Revenge crimes in Upper Egypt: The incapable judicial system exacerbates the crisis

A horrific murder of a student at the Faculty of Dentistry has shocked Egyptian society and turned into a hashtag demanding the arrest of the perpetrators and that they be brought to trial under the title “Where is Dr. Islam’s right?”

The student Islam Abdel Karim is one of the victims of revenge crimes in Upper Egypt, where he was killed in a village in Minya Governorate in broad daylight at 11pm in front of passers-by. Islam was killed by two of his cousins ​​because of another revenge crime that took place five years ago in retaliation for the killing of their brother. They tracked his movements and stabbed him with a sharp instrument, then they separated his head from his body.

In Egypt, revenge crimes mean that the family of the murdered man assassinates the murderer or one of his family members, and they may choose the best youth from the murderer’s family. Usually, the family of the new murdered man, in turn, responds by killing one of the murderer’s family, and so on. Revenge crimes were passed on to successive generations in Upper Egypt and some families do not remember how the killing episodes started. The hideous crime renewed talk about the phenomenon of revenge crimes in Upper Egypt, which claim hundreds of lives every year. Last year, three people were killed, including two brothers, and six others were injured in an armed attack inside a mosque, after Friday prayers, due to revenge between two families in Assiut.

The governorates of Assiut, Sohag, Qena, Minya and Beni Suef are the most common places where revenge crimes take place among tribes, which have left thousands of people dead. The most prominent of these crimes is revenge between the families of Asirat, Abnoub, Assiut Governorate, which has recorded a record number of about 200 people since the beginning of the conflict in 1950. Assiut Governorate tops the list, with a study of the Ministry of Interior in 2003 reporting that more than 11,000 people have been killed in 20 years.

Among the most heinous of these crimes in the governorate of Assiut is the killing of an entire family, the Shafaa family, at the hands of the Awlad Omar family, who were waiting for them while they returned from a wedding, in retaliation for the killing of a member of their families. According to official statistics issued by the Egyptian Ministry of Health, the number of victims of revenge in the governorates of Sohag and Qena in Upper Egypt exceeds the victims of traffic accidents.
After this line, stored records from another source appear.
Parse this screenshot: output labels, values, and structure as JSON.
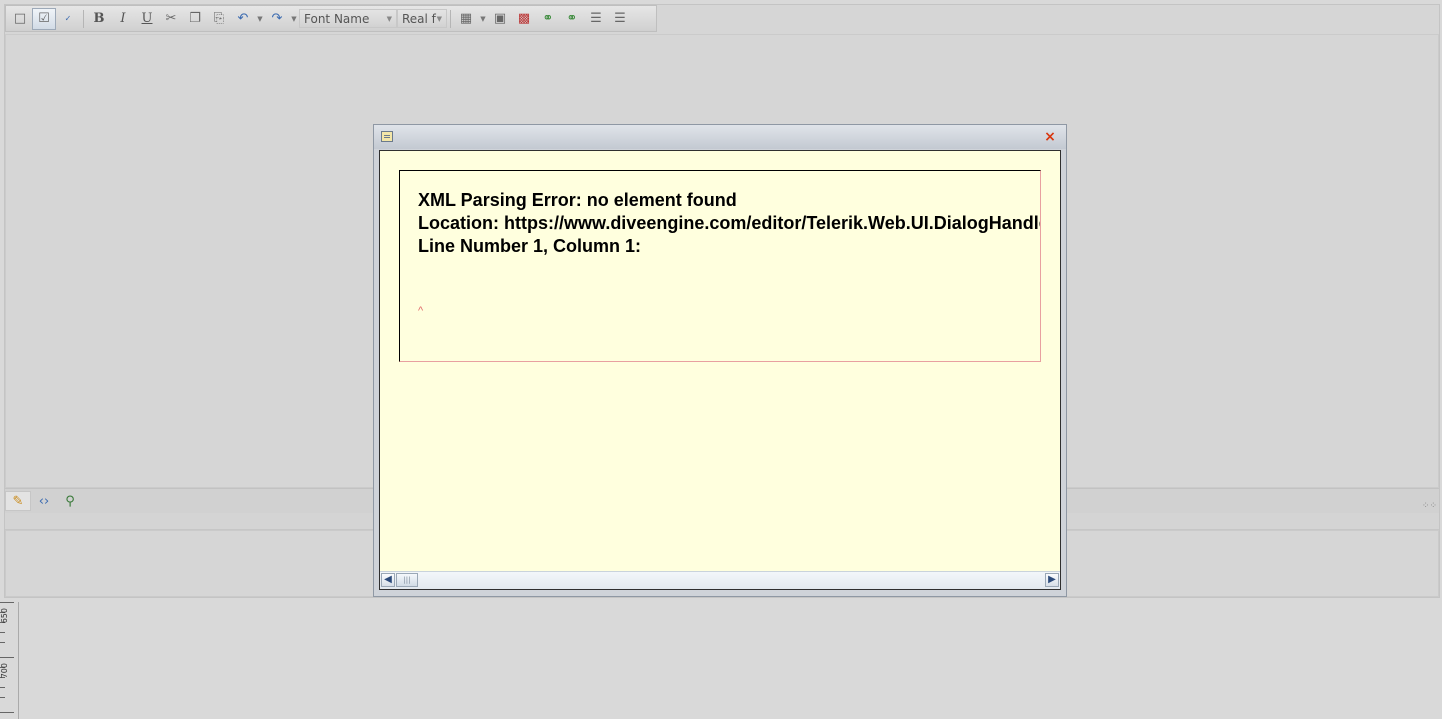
{
  "toolbar": {
    "font_name": "Font Name",
    "font_size": "Real f",
    "bold_label": "B",
    "italic_label": "I",
    "underline_label": "U",
    "icons": [
      "new-document-icon",
      "template-manager-icon",
      "spellcheck-icon",
      "cut-icon",
      "copy-icon",
      "paste-icon",
      "undo-icon",
      "redo-icon",
      "table-icon",
      "image-manager-icon",
      "flash-manager-icon",
      "hyperlink-icon",
      "remove-link-icon",
      "ordered-list-icon",
      "bulleted-list-icon"
    ]
  },
  "modes": {
    "design": "design-mode-icon",
    "html": "html-mode-icon",
    "preview": "preview-mode-icon"
  },
  "ruler": {
    "labels": [
      "650",
      "700"
    ]
  },
  "dialog": {
    "error_title": "XML Parsing Error: no element found",
    "error_location": "Location: https://www.diveengine.com/editor/Telerik.Web.UI.DialogHandler.aspx",
    "error_line": "Line Number 1, Column 1:",
    "caret": "^",
    "close_symbol": "×"
  },
  "colors": {
    "dialog_background": "#ffffde",
    "close_button": "#d8360e",
    "caret_color": "#e06a6a"
  }
}
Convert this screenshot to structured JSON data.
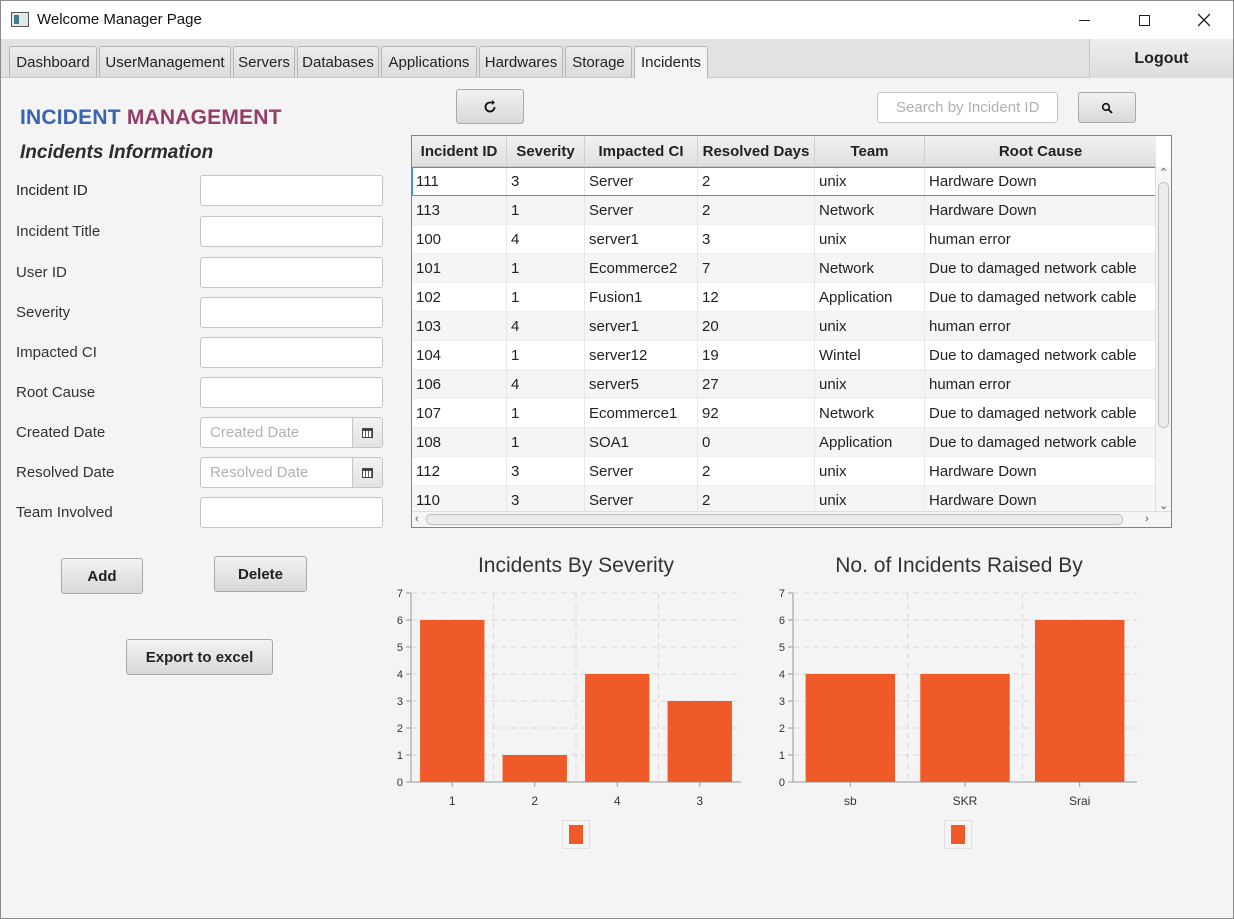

Causes of revenge

Observers believe that most of the solutions through which the state dealt with the custom of revenge have been security solutions, for example trying to control the holders of unlicenced weapons or the displacement of rival families from the villages in which they live. As a reason for the absence of justice in judicial trials and the slow settlement of crimes, families resort to taking their rights into their own hands using arms or through customary arbitration councils, which reflects their lack of conviction or confidence in the law and the judiciary. Although there are many common reasons that tribes and families use as an excuse for killing, such as killing for the sake of honour (adultery) and conflict on the ground, the episodes often start for very simple reasons, such as a conflict between children or a dispute over the primacy of irrigation or others.

The strangest reasons for revenge feuds were in the village of Kom Hatim in Qena Governorate, in which 17 people died from the families of al-Tawil and al-Ghanayem because of a dispute over a mobile phone charging card. The episodes of revenge killing are still ongoing. Other revenge killing took place for trivial reasons, one of which was because of a football match between two families, to the extent that seven young men were killed between two families for the death of a dog at the hands of one of the people after the dog attacked him.

Women and revenge

The women of Upper Egypt also take revenge, as they play the role of the guardian of the traditions, because they often push the man to take revenge. The women’s role does not stop at that, but sometimes she carries arms, which is what happened in one of the villages of Sohag Governorate, as a woman named “Nihal – M” vowed to take revenge for her murdered brothers, then she shaved her hair, wore men’s clothes, carried a machine gun, and killed 12 of her rivals.

Observers accuse the regime of not dealing with the crisis, as it left the governorates of Upper Egypt for years with poor services, in addition to the absence of government oversight and turning a blind eye to arms in Upper Egypt.